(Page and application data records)
━━━━━━━━━━━━━━━━━━━━
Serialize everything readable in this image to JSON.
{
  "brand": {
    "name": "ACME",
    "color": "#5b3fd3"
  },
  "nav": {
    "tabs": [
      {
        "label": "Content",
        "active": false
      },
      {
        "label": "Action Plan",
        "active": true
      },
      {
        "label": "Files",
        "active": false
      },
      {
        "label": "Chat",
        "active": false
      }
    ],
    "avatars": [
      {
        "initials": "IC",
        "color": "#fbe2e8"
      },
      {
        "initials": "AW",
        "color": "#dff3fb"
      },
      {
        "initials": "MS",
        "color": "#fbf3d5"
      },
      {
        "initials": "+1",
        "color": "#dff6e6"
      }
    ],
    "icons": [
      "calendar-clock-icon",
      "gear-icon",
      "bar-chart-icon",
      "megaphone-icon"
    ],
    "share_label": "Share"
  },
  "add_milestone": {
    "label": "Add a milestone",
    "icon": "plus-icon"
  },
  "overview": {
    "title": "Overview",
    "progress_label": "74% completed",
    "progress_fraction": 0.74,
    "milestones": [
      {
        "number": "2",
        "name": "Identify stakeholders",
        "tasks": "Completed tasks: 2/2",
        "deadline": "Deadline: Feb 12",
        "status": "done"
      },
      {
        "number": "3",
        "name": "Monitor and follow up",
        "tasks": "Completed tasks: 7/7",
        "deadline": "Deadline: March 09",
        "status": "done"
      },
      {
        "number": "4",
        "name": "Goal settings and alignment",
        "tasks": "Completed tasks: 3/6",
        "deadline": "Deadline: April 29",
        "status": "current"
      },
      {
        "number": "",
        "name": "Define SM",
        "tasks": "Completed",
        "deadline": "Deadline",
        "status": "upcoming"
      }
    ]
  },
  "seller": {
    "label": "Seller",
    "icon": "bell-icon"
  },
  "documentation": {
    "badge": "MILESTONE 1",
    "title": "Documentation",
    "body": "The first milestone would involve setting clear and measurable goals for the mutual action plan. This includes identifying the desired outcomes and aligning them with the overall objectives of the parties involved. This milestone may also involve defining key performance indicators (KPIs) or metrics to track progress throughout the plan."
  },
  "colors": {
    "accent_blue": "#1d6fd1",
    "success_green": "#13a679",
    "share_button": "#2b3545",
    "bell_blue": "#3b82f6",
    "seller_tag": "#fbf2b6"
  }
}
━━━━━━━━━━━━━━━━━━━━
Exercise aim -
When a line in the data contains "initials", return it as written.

Answer space -
        "initials": "IC",
        "initials": "AW",
        "initials": "MS",
        "initials": "+1",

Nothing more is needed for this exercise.